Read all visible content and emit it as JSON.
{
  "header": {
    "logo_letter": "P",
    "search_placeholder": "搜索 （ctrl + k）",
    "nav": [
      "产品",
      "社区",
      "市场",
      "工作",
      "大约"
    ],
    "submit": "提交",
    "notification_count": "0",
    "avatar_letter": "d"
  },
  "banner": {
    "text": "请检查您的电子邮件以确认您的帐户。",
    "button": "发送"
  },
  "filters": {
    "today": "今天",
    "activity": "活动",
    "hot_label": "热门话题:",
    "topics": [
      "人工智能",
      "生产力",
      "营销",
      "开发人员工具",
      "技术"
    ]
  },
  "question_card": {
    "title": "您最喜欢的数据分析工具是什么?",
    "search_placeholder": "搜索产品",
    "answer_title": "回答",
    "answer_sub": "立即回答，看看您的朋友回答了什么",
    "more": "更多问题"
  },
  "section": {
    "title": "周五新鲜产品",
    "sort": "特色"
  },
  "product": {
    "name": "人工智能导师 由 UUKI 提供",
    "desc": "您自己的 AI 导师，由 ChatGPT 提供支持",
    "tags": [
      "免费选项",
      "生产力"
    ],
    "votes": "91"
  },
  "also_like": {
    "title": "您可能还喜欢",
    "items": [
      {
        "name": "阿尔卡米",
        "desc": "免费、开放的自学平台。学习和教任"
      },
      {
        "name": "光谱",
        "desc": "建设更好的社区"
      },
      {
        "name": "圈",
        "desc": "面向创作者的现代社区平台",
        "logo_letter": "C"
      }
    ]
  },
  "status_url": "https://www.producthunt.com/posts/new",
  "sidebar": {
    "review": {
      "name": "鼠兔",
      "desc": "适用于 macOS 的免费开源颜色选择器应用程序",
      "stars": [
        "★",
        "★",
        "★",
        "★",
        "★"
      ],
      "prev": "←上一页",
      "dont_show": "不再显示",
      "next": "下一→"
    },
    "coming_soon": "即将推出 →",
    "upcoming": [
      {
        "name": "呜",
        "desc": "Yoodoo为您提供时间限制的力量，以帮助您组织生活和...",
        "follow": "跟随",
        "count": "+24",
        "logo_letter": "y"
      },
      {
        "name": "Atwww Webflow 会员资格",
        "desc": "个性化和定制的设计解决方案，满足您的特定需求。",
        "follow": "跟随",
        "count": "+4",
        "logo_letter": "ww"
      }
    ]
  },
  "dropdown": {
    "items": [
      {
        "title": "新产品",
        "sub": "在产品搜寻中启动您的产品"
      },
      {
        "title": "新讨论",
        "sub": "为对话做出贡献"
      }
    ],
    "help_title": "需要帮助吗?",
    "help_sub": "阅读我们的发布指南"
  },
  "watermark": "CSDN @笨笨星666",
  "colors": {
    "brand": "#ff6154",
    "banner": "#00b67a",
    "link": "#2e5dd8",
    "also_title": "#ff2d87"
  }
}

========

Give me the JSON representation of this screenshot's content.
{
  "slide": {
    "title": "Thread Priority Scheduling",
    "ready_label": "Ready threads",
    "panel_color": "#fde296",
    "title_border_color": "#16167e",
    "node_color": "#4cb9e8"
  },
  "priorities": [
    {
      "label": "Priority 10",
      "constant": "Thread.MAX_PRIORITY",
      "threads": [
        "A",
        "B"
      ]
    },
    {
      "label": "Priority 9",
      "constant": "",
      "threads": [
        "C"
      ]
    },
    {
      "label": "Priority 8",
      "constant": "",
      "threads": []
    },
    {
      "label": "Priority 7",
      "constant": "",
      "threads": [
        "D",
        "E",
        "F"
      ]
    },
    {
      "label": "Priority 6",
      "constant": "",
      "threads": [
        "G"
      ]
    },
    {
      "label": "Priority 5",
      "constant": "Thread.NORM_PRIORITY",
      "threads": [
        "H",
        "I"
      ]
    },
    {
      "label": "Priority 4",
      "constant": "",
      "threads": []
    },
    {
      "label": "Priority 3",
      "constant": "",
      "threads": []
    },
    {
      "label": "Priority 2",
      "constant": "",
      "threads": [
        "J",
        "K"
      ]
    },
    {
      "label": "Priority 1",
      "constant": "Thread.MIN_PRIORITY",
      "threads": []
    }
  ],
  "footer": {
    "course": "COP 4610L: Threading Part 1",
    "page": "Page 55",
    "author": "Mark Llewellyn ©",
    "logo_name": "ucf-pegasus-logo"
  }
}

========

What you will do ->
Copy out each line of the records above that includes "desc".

Expected output ->
    "desc": "您自己的 AI 导师，由 ChatGPT 提供支持",
        "desc": "免费、开放的自学平台。学习和教任"
        "desc": "建设更好的社区"
        "desc": "面向创作者的现代社区平台",
      "desc": "适用于 macOS 的免费开源颜色选择器应用程序",
        "desc": "Yoodoo为您提供时间限制的力量，以帮助您组织生活和...",
        "desc": "个性化和定制的设计解决方案，满足您的特定需求。",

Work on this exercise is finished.